3. Jose Ramirez, 3B, Indians Adrian Beltre and Josh Donaldson are on the shelf, and last year's starter, Manny Machado, has only recently started hitting like his All-Star self. Obviously, there is still plenty of time for Machado's greatness to kick in more consistently, but don't sell Ramirez short, even if he is listed at 5-foot-9. He has the superior statistical case to Machado for 2017, and it's coming on the heels of a '16 in which Ramirez was, surprisingly, one of the more valuable players on a contending team (without getting the All-Star invite). Going back to the start of last season, Ramirez has a .309/.365/.473 slash line, and his wRC+ mark (127) in that time is basically identical to that of Machado (128).
Ramirez's mate on the left-hand side of the Indians' infield, Francisco Lindor, is also deserving of his first starting nod, but that one ought to be obvious to a discerning voter such as yourself.
4. Justin Turner, 3B, Dodgers
Or, if you prefer, Nolan Arenado. Both guys are as worthy of starting for the NL as reigning NL MVP Award winner (and starter) Kris Bryant, and neither one has been an All-Star starter.
But I'm touting Turner here for two reasons: His wRC+ (162) and OPS (.960) marks are second among NL third basemen to only the Reds' Eugenio Suarez (who obviously doesn't have nearly as much of a track record as Turner), and Turner, despite being one of the more reliable bats in the big leagues the past four seasons, has never been an All-Star. Let's give the red-bearded one some love!
5. Daniel Murphy, 2B, Nationals
This one might seem pretty obvious. But then again, shouldn't it have been obvious a year ago, too? Murphy found himself in a nip-and-tuck ballot battle with the Cubs' Ben Zobrist, and though Zobrist and his terrific .283/.388/.467 first-half slash line won out, it was tough to see Murphy, with his .348/.387/.598 marks, relegated to a bench role.

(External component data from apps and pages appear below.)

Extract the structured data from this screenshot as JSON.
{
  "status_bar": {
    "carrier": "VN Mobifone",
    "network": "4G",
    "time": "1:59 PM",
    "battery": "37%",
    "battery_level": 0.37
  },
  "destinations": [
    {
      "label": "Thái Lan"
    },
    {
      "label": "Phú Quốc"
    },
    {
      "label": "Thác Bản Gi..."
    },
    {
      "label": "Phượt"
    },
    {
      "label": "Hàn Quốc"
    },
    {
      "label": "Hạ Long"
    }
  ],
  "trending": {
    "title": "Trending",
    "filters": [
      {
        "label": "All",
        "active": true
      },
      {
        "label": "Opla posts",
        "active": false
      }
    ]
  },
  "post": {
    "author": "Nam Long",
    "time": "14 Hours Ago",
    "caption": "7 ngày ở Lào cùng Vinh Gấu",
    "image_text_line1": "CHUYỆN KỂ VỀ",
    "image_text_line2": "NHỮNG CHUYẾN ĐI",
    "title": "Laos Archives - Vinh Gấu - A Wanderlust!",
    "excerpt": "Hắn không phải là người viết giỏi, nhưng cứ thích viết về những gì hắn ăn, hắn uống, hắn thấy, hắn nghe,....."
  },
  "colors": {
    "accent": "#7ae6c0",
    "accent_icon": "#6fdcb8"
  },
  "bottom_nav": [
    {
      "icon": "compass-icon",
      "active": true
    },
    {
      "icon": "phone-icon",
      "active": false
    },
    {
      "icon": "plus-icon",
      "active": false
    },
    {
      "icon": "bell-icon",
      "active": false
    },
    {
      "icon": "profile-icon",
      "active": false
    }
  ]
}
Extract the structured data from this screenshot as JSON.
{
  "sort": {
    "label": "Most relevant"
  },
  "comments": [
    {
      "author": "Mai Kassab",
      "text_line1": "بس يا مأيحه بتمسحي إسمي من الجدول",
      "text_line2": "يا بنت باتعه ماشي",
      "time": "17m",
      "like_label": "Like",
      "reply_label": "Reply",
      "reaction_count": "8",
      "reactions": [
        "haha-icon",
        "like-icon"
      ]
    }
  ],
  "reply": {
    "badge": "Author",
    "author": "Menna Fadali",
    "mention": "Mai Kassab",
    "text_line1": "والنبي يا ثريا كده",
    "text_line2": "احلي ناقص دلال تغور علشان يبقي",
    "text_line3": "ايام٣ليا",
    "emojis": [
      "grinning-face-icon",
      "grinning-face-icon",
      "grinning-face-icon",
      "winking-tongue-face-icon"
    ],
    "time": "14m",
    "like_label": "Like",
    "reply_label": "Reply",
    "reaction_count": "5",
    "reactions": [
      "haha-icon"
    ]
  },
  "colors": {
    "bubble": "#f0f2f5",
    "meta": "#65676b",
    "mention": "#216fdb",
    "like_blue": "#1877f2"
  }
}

No way that should happen again. The Murphy magic just keeps coming, as he's sitting on a .928 OPS with 16 extra-base hits in the early going.
Anthony Castrovince has been a reporter for MLB.com since 2004. Read his columns and follow him on Twitter at @Castrovince. This story was not subject to the approval of Major League Baseball or its clubs.